> TASK ITEM
Your answer should be every line of the records that contains the word "Test".

(Recorded data)
____

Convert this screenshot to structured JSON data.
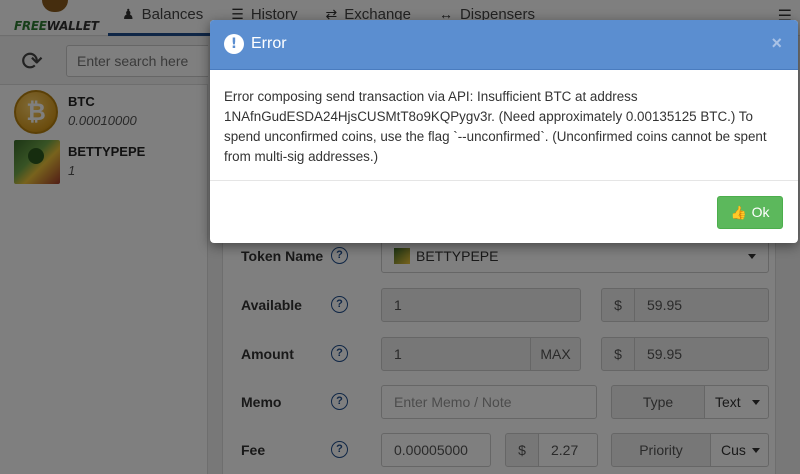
{
  "app": {
    "logo_text": "FREEWALLET",
    "nav": [
      {
        "label": "Balances",
        "icon": "user-icon"
      },
      {
        "label": "History",
        "icon": "list-icon"
      },
      {
        "label": "Exchange",
        "icon": "exchange-icon"
      },
      {
        "label": "Dispensers",
        "icon": "arrows-h-icon"
      }
    ]
  },
  "sidebar": {
    "search_placeholder": "Enter search here",
    "assets": [
      {
        "name": "BTC",
        "quantity": "0.00010000"
      },
      {
        "name": "BETTYPEPE",
        "quantity": "1"
      }
    ]
  },
  "send_form": {
    "token_label": "Token Name",
    "token_value": "BETTYPEPE",
    "available_label": "Available",
    "available_value": "1",
    "available_usd_symbol": "$",
    "available_usd": "59.95",
    "amount_label": "Amount",
    "amount_value": "1",
    "amount_max": "MAX",
    "amount_usd_symbol": "$",
    "amount_usd": "59.95",
    "memo_label": "Memo",
    "memo_placeholder": "Enter Memo / Note",
    "memo_type_label": "Type",
    "memo_type_value": "Text",
    "fee_label": "Fee",
    "fee_value": "0.00005000",
    "fee_usd_symbol": "$",
    "fee_usd": "2.27",
    "fee_priority_label": "Priority",
    "fee_priority_value": "Cus",
    "help_glyph": "?"
  },
  "modal": {
    "title": "Error",
    "title_icon_glyph": "!",
    "close_glyph": "×",
    "message": "Error composing send transaction via API: Insufficient BTC at address 1NAfnGudESDA24HjsCUSMtT8o9KQPygv3r. (Need approximately 0.00135125 BTC.) To spend unconfirmed coins, use the flag `--unconfirmed`. (Unconfirmed coins cannot be spent from multi-sig addresses.)",
    "ok_label": "Ok"
  },
  "colors": {
    "modal_header": "#5b8ed0",
    "ok_button": "#5cb85c",
    "nav_active": "#1f4d8c"
  }
}
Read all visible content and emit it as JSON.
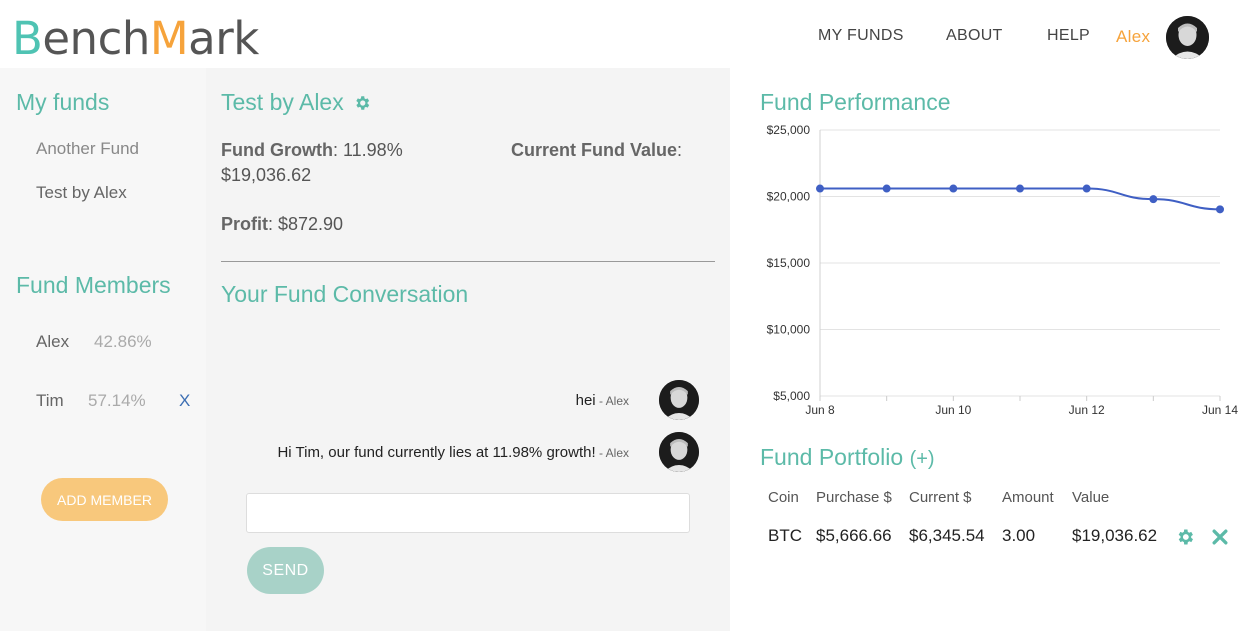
{
  "header": {
    "logo": {
      "part1": "B",
      "part2": "ench",
      "part3": "M",
      "part4": "ark"
    },
    "nav": {
      "my_funds": "MY FUNDS",
      "about": "ABOUT",
      "help": "HELP",
      "user": "Alex"
    }
  },
  "sidebar": {
    "my_funds_title": "My funds",
    "funds": [
      {
        "label": "Another Fund"
      },
      {
        "label": "Test by Alex"
      }
    ],
    "members_title": "Fund Members",
    "members": [
      {
        "name": "Alex",
        "share": "42.86%"
      },
      {
        "name": "Tim",
        "share": "57.14%",
        "remove": "X"
      }
    ],
    "add_member_label": "ADD MEMBER"
  },
  "fund": {
    "title": "Test by Alex",
    "growth_label": "Fund Growth",
    "growth_value": ": 11.98%",
    "value_label": "Current Fund Value",
    "value_colon": ":",
    "value_amount": "$19,036.62",
    "profit_label": "Profit",
    "profit_value": ": $872.90"
  },
  "conversation": {
    "title": "Your Fund Conversation",
    "messages": [
      {
        "text": "hei",
        "author": " - Alex"
      },
      {
        "text": "Hi Tim, our fund currently lies at 11.98% growth!",
        "author": " - Alex"
      }
    ],
    "input_value": "",
    "send_label": "SEND"
  },
  "performance": {
    "title": "Fund Performance"
  },
  "chart_data": {
    "type": "line",
    "x": [
      "Jun 8",
      "Jun 9",
      "Jun 10",
      "Jun 11",
      "Jun 12",
      "Jun 13",
      "Jun 14"
    ],
    "x_tick_labels": [
      "Jun 8",
      "Jun 10",
      "Jun 12",
      "Jun 14"
    ],
    "y_tick_labels": [
      "$25,000",
      "$20,000",
      "$15,000",
      "$10,000",
      "$5,000"
    ],
    "y_ticks": [
      25000,
      20000,
      15000,
      10000,
      5000
    ],
    "series": [
      {
        "values": [
          20600,
          20600,
          20600,
          20600,
          20600,
          19800,
          19036.62
        ]
      }
    ],
    "ylim": [
      5000,
      25000
    ],
    "grid": true,
    "line_color": "#3f5fc4"
  },
  "portfolio": {
    "title": "Fund Portfolio",
    "add_label": "(+)",
    "columns": [
      "Coin",
      "Purchase $",
      "Current $",
      "Amount",
      "Value"
    ],
    "rows": [
      {
        "coin": "BTC",
        "purchase": "$5,666.66",
        "current": "$6,345.54",
        "amount": "3.00",
        "value": "$19,036.62"
      }
    ],
    "icons": {
      "edit": "gear-icon",
      "delete": "close-icon"
    }
  },
  "colors": {
    "teal": "#5cbaa8",
    "orange": "#f6a33b",
    "button_orange": "#f8c87c",
    "button_teal": "#a8d2c8"
  }
}
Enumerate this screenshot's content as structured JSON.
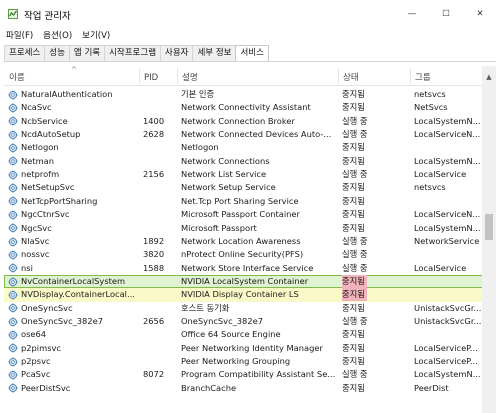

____

> ANSWER SECTION
        "label": "Test by Alex"
    "title": "Test by Alex",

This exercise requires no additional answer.